### What needs to be done
Before repeating the entries below, strip out every picture and keep all else as it is.

### Materials provided
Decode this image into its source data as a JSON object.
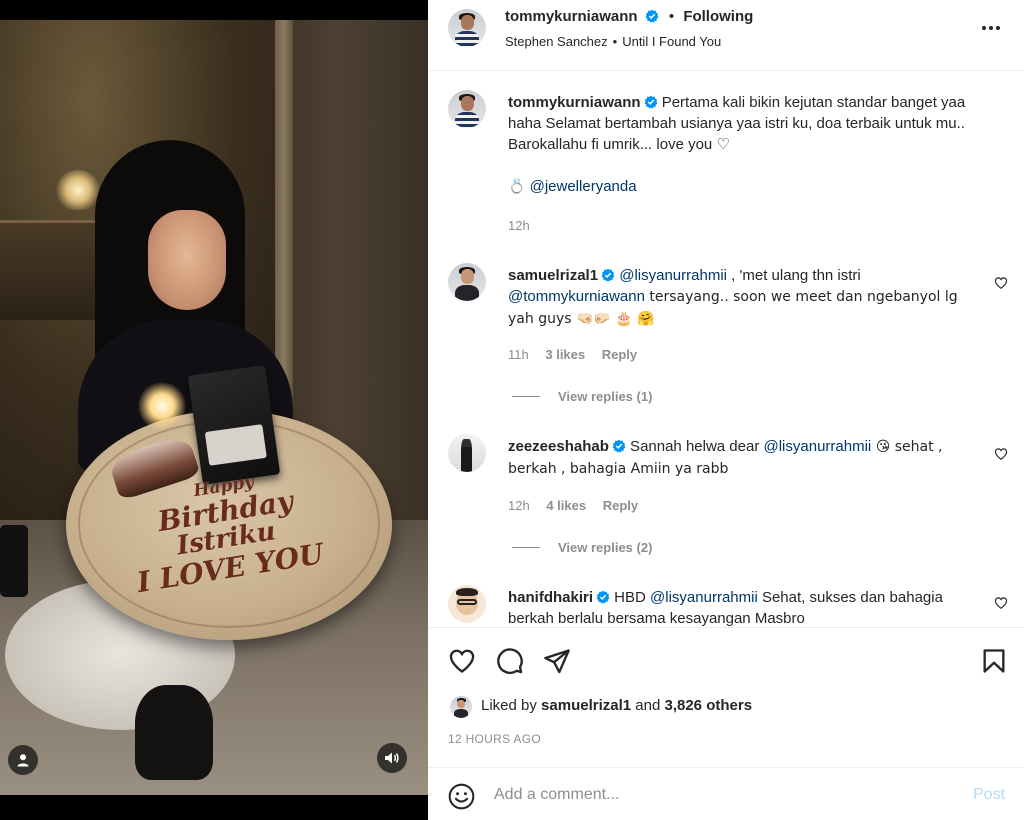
{
  "media": {
    "plate_text": [
      "Happy",
      "Birthday",
      "Istriku",
      "I LOVE YOU"
    ]
  },
  "header": {
    "username": "tommykurniawann",
    "dot": "•",
    "follow_label": "Following",
    "artist": "Stephen Sanchez",
    "separator": "•",
    "song": "Until I Found You"
  },
  "caption": {
    "username": "tommykurniawann",
    "text": "Pertama kali bikin kejutan standar banget yaa haha Selamat bertambah usianya yaa istri ku, doa terbaik untuk mu.. Barokallahu fi umrik... love you ♡",
    "mention_emoji": "💍",
    "mention": "@jewelleryanda",
    "time": "12h"
  },
  "comments": [
    {
      "username": "samuelrizal1",
      "mention1": "@lisyanurrahmii",
      "text1": " , 'met ulang thn istri ",
      "mention2": "@tommykurniawann",
      "text2": " tersayang.. soon we meet dan ngebanyol lg yah guys 🤜🏻🤛🏻 🎂 🤗",
      "time": "11h",
      "likes": "3 likes",
      "reply": "Reply",
      "view_replies": "View replies (1)"
    },
    {
      "username": "zeezeeshahab",
      "text1": " Sannah helwa dear ",
      "mention1": "@lisyanurrahmii",
      "text2": " 😘 sehat , berkah , bahagia Amiin ya rabb",
      "time": "12h",
      "likes": "4 likes",
      "reply": "Reply",
      "view_replies": "View replies (2)"
    },
    {
      "username": "hanifdhakiri",
      "text1": " HBD ",
      "mention1": "@lisyanurrahmii",
      "text2": " Sehat, sukses dan bahagia berkah berlalu bersama kesayangan Masbro"
    }
  ],
  "likes": {
    "prefix": "Liked by ",
    "user": "samuelrizal1",
    "middle": " and ",
    "count": "3,826 others"
  },
  "timestamp": "12 HOURS AGO",
  "comment_box": {
    "placeholder": "Add a comment...",
    "post_label": "Post"
  },
  "colors": {
    "verified": "#0095f6",
    "mention": "#00376b",
    "muted": "#8e8e8e",
    "post_disabled": "#b2dffc"
  }
}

### Written answer
Decode this image into its source data as a JSON object.
{
  "media": {
    "plate_text": [
      "Happy",
      "Birthday",
      "Istriku",
      "I LOVE YOU"
    ]
  },
  "header": {
    "username": "tommykurniawann",
    "dot": "•",
    "follow_label": "Following",
    "artist": "Stephen Sanchez",
    "separator": "•",
    "song": "Until I Found You"
  },
  "caption": {
    "username": "tommykurniawann",
    "text": "Pertama kali bikin kejutan standar banget yaa haha Selamat bertambah usianya yaa istri ku, doa terbaik untuk mu.. Barokallahu fi umrik... love you ♡",
    "mention_emoji": "💍",
    "mention": "@jewelleryanda",
    "time": "12h"
  },
  "comments": [
    {
      "username": "samuelrizal1",
      "mention1": "@lisyanurrahmii",
      "text1": " , 'met ulang thn istri ",
      "mention2": "@tommykurniawann",
      "text2": " tersayang.. soon we meet dan ngebanyol lg yah guys 🤜🏻🤛🏻 🎂 🤗",
      "time": "11h",
      "likes": "3 likes",
      "reply": "Reply",
      "view_replies": "View replies (1)"
    },
    {
      "username": "zeezeeshahab",
      "text1": " Sannah helwa dear ",
      "mention1": "@lisyanurrahmii",
      "text2": " 😘 sehat , berkah , bahagia Amiin ya rabb",
      "time": "12h",
      "likes": "4 likes",
      "reply": "Reply",
      "view_replies": "View replies (2)"
    },
    {
      "username": "hanifdhakiri",
      "text1": " HBD ",
      "mention1": "@lisyanurrahmii",
      "text2": " Sehat, sukses dan bahagia berkah berlalu bersama kesayangan Masbro"
    }
  ],
  "likes": {
    "prefix": "Liked by ",
    "user": "samuelrizal1",
    "middle": " and ",
    "count": "3,826 others"
  },
  "timestamp": "12 HOURS AGO",
  "comment_box": {
    "placeholder": "Add a comment...",
    "post_label": "Post"
  },
  "colors": {
    "verified": "#0095f6",
    "mention": "#00376b",
    "muted": "#8e8e8e",
    "post_disabled": "#b2dffc"
  }
}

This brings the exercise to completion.